Required action:
Output every entry below word for word, without its pictures.

Data extract:

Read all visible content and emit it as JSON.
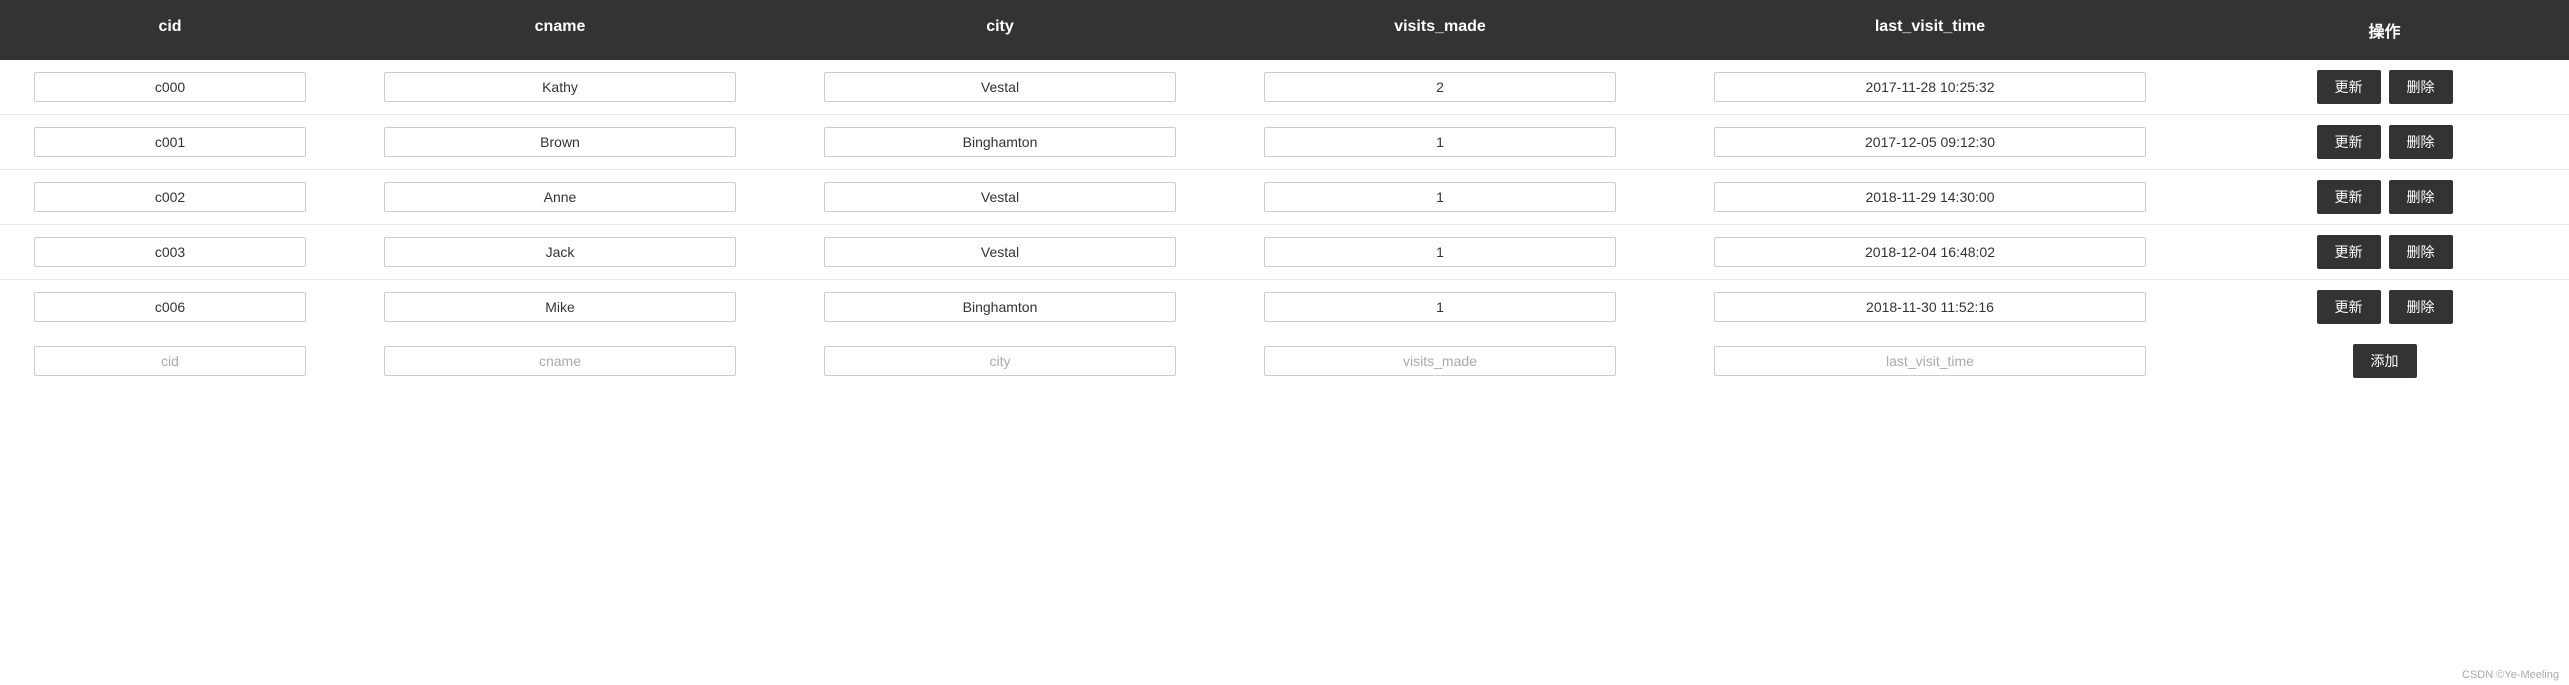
{
  "header": {
    "col_cid": "cid",
    "col_cname": "cname",
    "col_city": "city",
    "col_visits": "visits_made",
    "col_lastvisit": "last_visit_time",
    "col_ops": "操作"
  },
  "rows": [
    {
      "cid": "c000",
      "cname": "Kathy",
      "city": "Vestal",
      "visits": "2",
      "last_visit": "2017-11-28 10:25:32"
    },
    {
      "cid": "c001",
      "cname": "Brown",
      "city": "Binghamton",
      "visits": "1",
      "last_visit": "2017-12-05 09:12:30"
    },
    {
      "cid": "c002",
      "cname": "Anne",
      "city": "Vestal",
      "visits": "1",
      "last_visit": "2018-11-29 14:30:00"
    },
    {
      "cid": "c003",
      "cname": "Jack",
      "city": "Vestal",
      "visits": "1",
      "last_visit": "2018-12-04 16:48:02"
    },
    {
      "cid": "c006",
      "cname": "Mike",
      "city": "Binghamton",
      "visits": "1",
      "last_visit": "2018-11-30 11:52:16"
    }
  ],
  "add_row": {
    "cid_placeholder": "cid",
    "cname_placeholder": "cname",
    "city_placeholder": "city",
    "visits_placeholder": "visits_made",
    "lastvisit_placeholder": "last_visit_time",
    "btn_add": "添加"
  },
  "buttons": {
    "update": "更新",
    "delete": "删除"
  },
  "footer": "CSDN ©Ye-Meeling"
}
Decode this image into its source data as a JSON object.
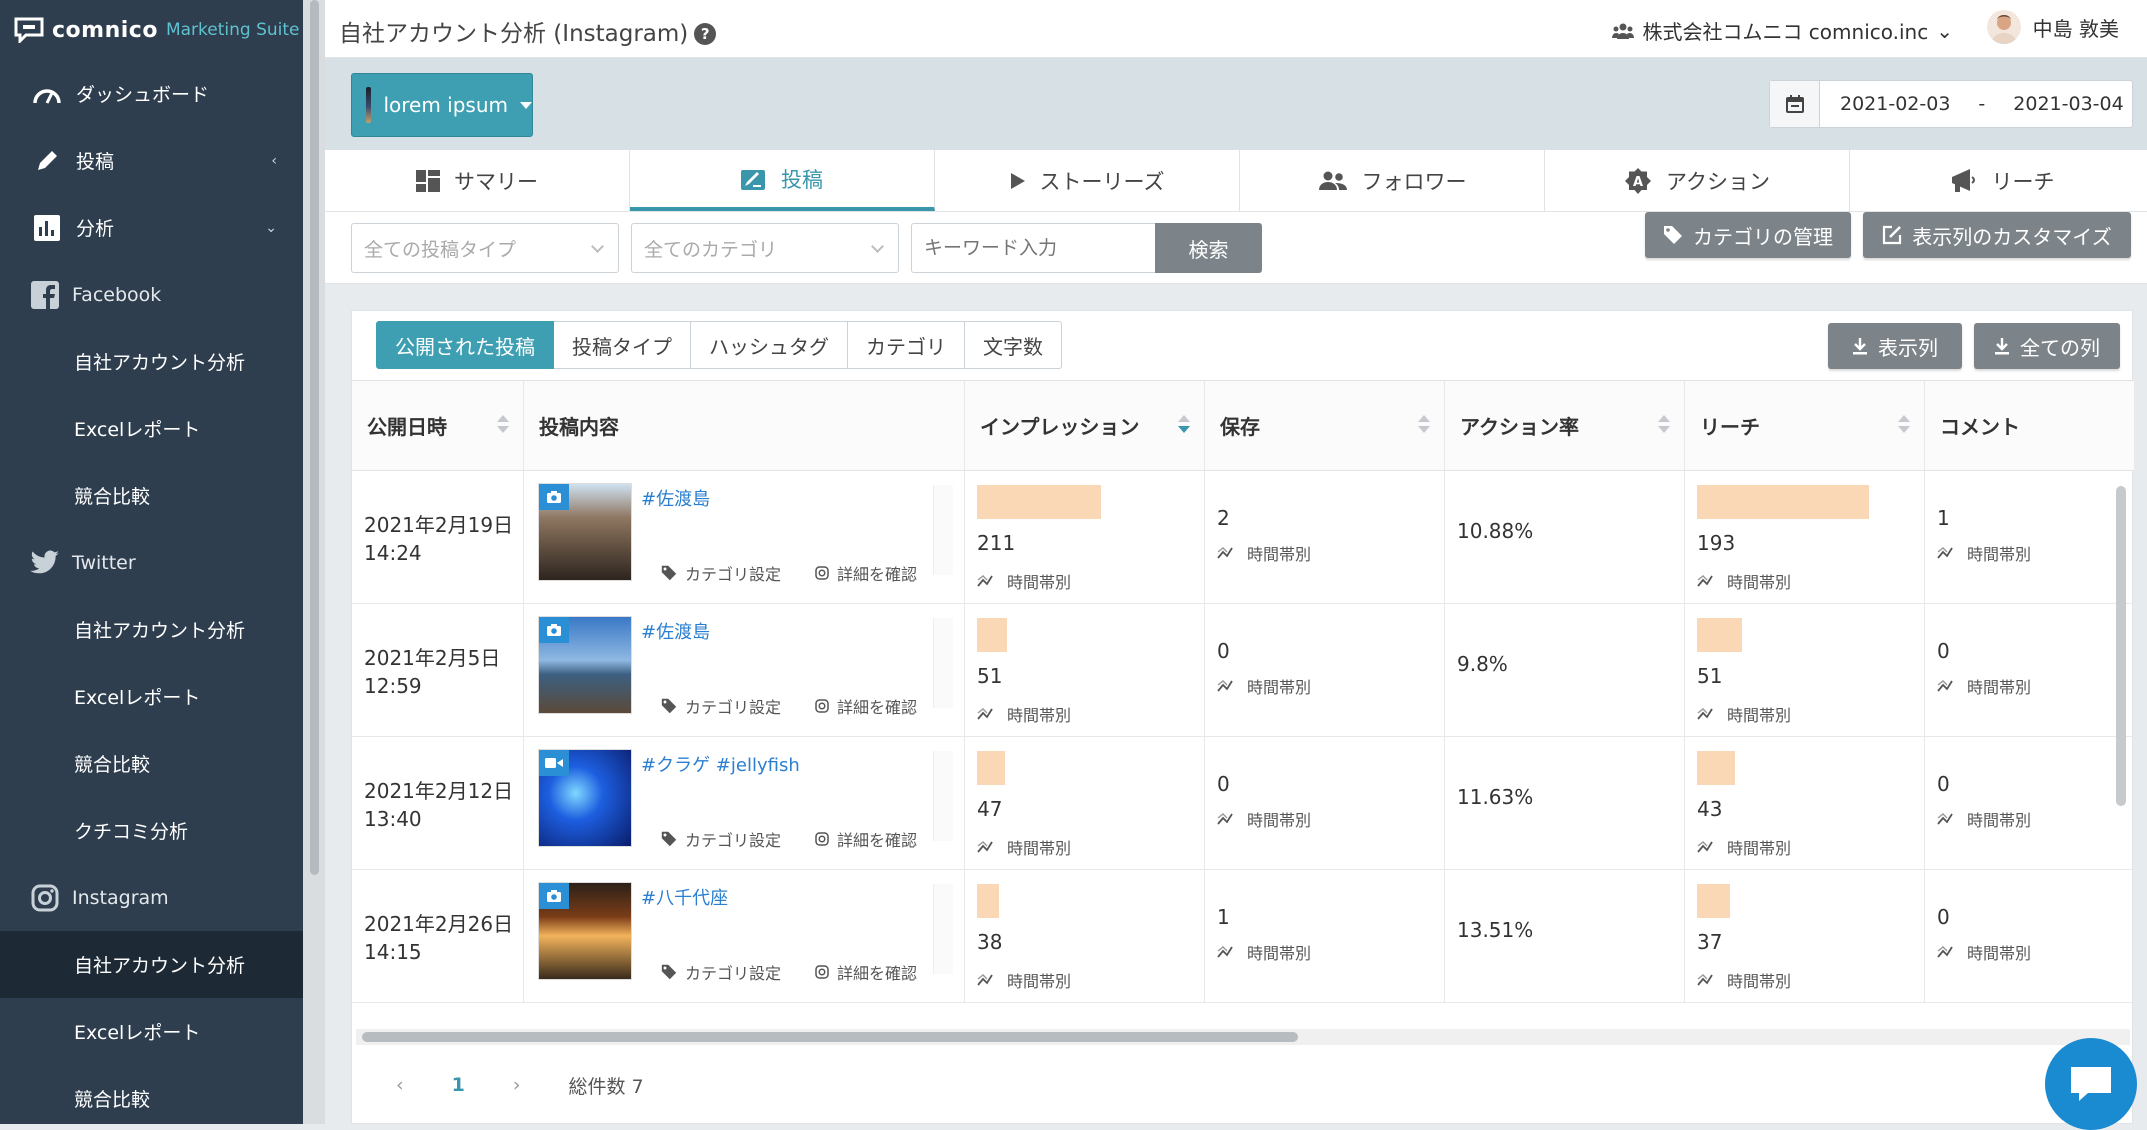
{
  "app": {
    "brand": "comnico",
    "suite": "Marketing Suite"
  },
  "sidebar": {
    "items": [
      {
        "label": "ダッシュボード",
        "icon": "gauge-icon"
      },
      {
        "label": "投稿",
        "icon": "pencil-icon"
      },
      {
        "label": "分析",
        "icon": "bar-chart-icon"
      }
    ],
    "facebook": {
      "label": "Facebook",
      "icon": "facebook-icon",
      "items": [
        "自社アカウント分析",
        "Excelレポート",
        "競合比較"
      ]
    },
    "twitter": {
      "label": "Twitter",
      "icon": "twitter-icon",
      "items": [
        "自社アカウント分析",
        "Excelレポート",
        "競合比較",
        "クチコミ分析"
      ]
    },
    "instagram": {
      "label": "Instagram",
      "icon": "instagram-icon",
      "items": [
        "自社アカウント分析",
        "Excelレポート",
        "競合比較"
      ],
      "active_index": 0
    }
  },
  "header": {
    "title": "自社アカウント分析 (Instagram)",
    "help": "?",
    "company": "株式会社コムニコ comnico.inc",
    "user": "中島 敦美"
  },
  "account": {
    "name": "lorem ipsum"
  },
  "daterange": {
    "start": "2021-02-03",
    "sep": "-",
    "end": "2021-03-04"
  },
  "tabs": [
    {
      "label": "サマリー",
      "icon": "grid-icon"
    },
    {
      "label": "投稿",
      "icon": "edit-image-icon",
      "active": true
    },
    {
      "label": "ストーリーズ",
      "icon": "play-icon"
    },
    {
      "label": "フォロワー",
      "icon": "people-icon"
    },
    {
      "label": "アクション",
      "icon": "action-badge-icon"
    },
    {
      "label": "リーチ",
      "icon": "megaphone-icon"
    }
  ],
  "filters": {
    "post_type_placeholder": "全ての投稿タイプ",
    "category_placeholder": "全てのカテゴリ",
    "keyword_placeholder": "キーワード入力",
    "search": "検索",
    "manage_categories": "カテゴリの管理",
    "customize_columns": "表示列のカスタマイズ"
  },
  "subtabs": [
    "公開された投稿",
    "投稿タイプ",
    "ハッシュタグ",
    "カテゴリ",
    "文字数"
  ],
  "export": {
    "visible_columns": "表示列",
    "all_columns": "全ての列"
  },
  "table": {
    "columns": [
      "公開日時",
      "投稿内容",
      "インプレッション",
      "保存",
      "アクション率",
      "リーチ",
      "コメント"
    ],
    "sorted_column": "インプレッション",
    "sort_direction": "desc",
    "category_setting": "カテゴリ設定",
    "view_detail": "詳細を確認",
    "by_time": "時間帯別",
    "rows": [
      {
        "date": "2021年2月19日",
        "time": "14:24",
        "tag": "#佐渡島",
        "media": "photo",
        "impressions": 211,
        "saves": 2,
        "action_rate": "10.88%",
        "reach": 193,
        "comments": 1
      },
      {
        "date": "2021年2月5日",
        "time": "12:59",
        "tag": "#佐渡島",
        "media": "photo",
        "impressions": 51,
        "saves": 0,
        "action_rate": "9.8%",
        "reach": 51,
        "comments": 0
      },
      {
        "date": "2021年2月12日",
        "time": "13:40",
        "tag": "#クラゲ #jellyfish",
        "media": "video",
        "impressions": 47,
        "saves": 0,
        "action_rate": "11.63%",
        "reach": 43,
        "comments": 0
      },
      {
        "date": "2021年2月26日",
        "time": "14:15",
        "tag": "#八千代座",
        "media": "photo",
        "impressions": 38,
        "saves": 1,
        "action_rate": "13.51%",
        "reach": 37,
        "comments": 0
      }
    ]
  },
  "pager": {
    "prev": "‹",
    "current": "1",
    "next": "›",
    "total": "総件数 7"
  },
  "colors": {
    "sidebar": "#2e3e4e",
    "accent": "#3e9fb2",
    "bar": "#fad7b5",
    "link": "#2b7fd0"
  }
}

Written solution:
Read all visible content and emit it as JSON.
{
  "header": {
    "col_cid": "cid",
    "col_cname": "cname",
    "col_city": "city",
    "col_visits": "visits_made",
    "col_lastvisit": "last_visit_time",
    "col_ops": "操作"
  },
  "rows": [
    {
      "cid": "c000",
      "cname": "Kathy",
      "city": "Vestal",
      "visits": "2",
      "last_visit": "2017-11-28 10:25:32"
    },
    {
      "cid": "c001",
      "cname": "Brown",
      "city": "Binghamton",
      "visits": "1",
      "last_visit": "2017-12-05 09:12:30"
    },
    {
      "cid": "c002",
      "cname": "Anne",
      "city": "Vestal",
      "visits": "1",
      "last_visit": "2018-11-29 14:30:00"
    },
    {
      "cid": "c003",
      "cname": "Jack",
      "city": "Vestal",
      "visits": "1",
      "last_visit": "2018-12-04 16:48:02"
    },
    {
      "cid": "c006",
      "cname": "Mike",
      "city": "Binghamton",
      "visits": "1",
      "last_visit": "2018-11-30 11:52:16"
    }
  ],
  "add_row": {
    "cid_placeholder": "cid",
    "cname_placeholder": "cname",
    "city_placeholder": "city",
    "visits_placeholder": "visits_made",
    "lastvisit_placeholder": "last_visit_time",
    "btn_add": "添加"
  },
  "buttons": {
    "update": "更新",
    "delete": "删除"
  },
  "footer": "CSDN ©Ye-Meeling"
}
Decode this image into its source data as a JSON object.
{
  "app": {
    "brand": "comnico",
    "suite": "Marketing Suite"
  },
  "sidebar": {
    "items": [
      {
        "label": "ダッシュボード",
        "icon": "gauge-icon"
      },
      {
        "label": "投稿",
        "icon": "pencil-icon"
      },
      {
        "label": "分析",
        "icon": "bar-chart-icon"
      }
    ],
    "facebook": {
      "label": "Facebook",
      "icon": "facebook-icon",
      "items": [
        "自社アカウント分析",
        "Excelレポート",
        "競合比較"
      ]
    },
    "twitter": {
      "label": "Twitter",
      "icon": "twitter-icon",
      "items": [
        "自社アカウント分析",
        "Excelレポート",
        "競合比較",
        "クチコミ分析"
      ]
    },
    "instagram": {
      "label": "Instagram",
      "icon": "instagram-icon",
      "items": [
        "自社アカウント分析",
        "Excelレポート",
        "競合比較"
      ],
      "active_index": 0
    }
  },
  "header": {
    "title": "自社アカウント分析 (Instagram)",
    "help": "?",
    "company": "株式会社コムニコ comnico.inc",
    "user": "中島 敦美"
  },
  "account": {
    "name": "lorem ipsum"
  },
  "daterange": {
    "start": "2021-02-03",
    "sep": "-",
    "end": "2021-03-04"
  },
  "tabs": [
    {
      "label": "サマリー",
      "icon": "grid-icon"
    },
    {
      "label": "投稿",
      "icon": "edit-image-icon",
      "active": true
    },
    {
      "label": "ストーリーズ",
      "icon": "play-icon"
    },
    {
      "label": "フォロワー",
      "icon": "people-icon"
    },
    {
      "label": "アクション",
      "icon": "action-badge-icon"
    },
    {
      "label": "リーチ",
      "icon": "megaphone-icon"
    }
  ],
  "filters": {
    "post_type_placeholder": "全ての投稿タイプ",
    "category_placeholder": "全てのカテゴリ",
    "keyword_placeholder": "キーワード入力",
    "search": "検索",
    "manage_categories": "カテゴリの管理",
    "customize_columns": "表示列のカスタマイズ"
  },
  "subtabs": [
    "公開された投稿",
    "投稿タイプ",
    "ハッシュタグ",
    "カテゴリ",
    "文字数"
  ],
  "export": {
    "visible_columns": "表示列",
    "all_columns": "全ての列"
  },
  "table": {
    "columns": [
      "公開日時",
      "投稿内容",
      "インプレッション",
      "保存",
      "アクション率",
      "リーチ",
      "コメント"
    ],
    "sorted_column": "インプレッション",
    "sort_direction": "desc",
    "category_setting": "カテゴリ設定",
    "view_detail": "詳細を確認",
    "by_time": "時間帯別",
    "rows": [
      {
        "date": "2021年2月19日",
        "time": "14:24",
        "tag": "#佐渡島",
        "media": "photo",
        "impressions": 211,
        "saves": 2,
        "action_rate": "10.88%",
        "reach": 193,
        "comments": 1
      },
      {
        "date": "2021年2月5日",
        "time": "12:59",
        "tag": "#佐渡島",
        "media": "photo",
        "impressions": 51,
        "saves": 0,
        "action_rate": "9.8%",
        "reach": 51,
        "comments": 0
      },
      {
        "date": "2021年2月12日",
        "time": "13:40",
        "tag": "#クラゲ #jellyfish",
        "media": "video",
        "impressions": 47,
        "saves": 0,
        "action_rate": "11.63%",
        "reach": 43,
        "comments": 0
      },
      {
        "date": "2021年2月26日",
        "time": "14:15",
        "tag": "#八千代座",
        "media": "photo",
        "impressions": 38,
        "saves": 1,
        "action_rate": "13.51%",
        "reach": 37,
        "comments": 0
      }
    ]
  },
  "pager": {
    "prev": "‹",
    "current": "1",
    "next": "›",
    "total": "総件数 7"
  },
  "colors": {
    "sidebar": "#2e3e4e",
    "accent": "#3e9fb2",
    "bar": "#fad7b5",
    "link": "#2b7fd0"
  }
}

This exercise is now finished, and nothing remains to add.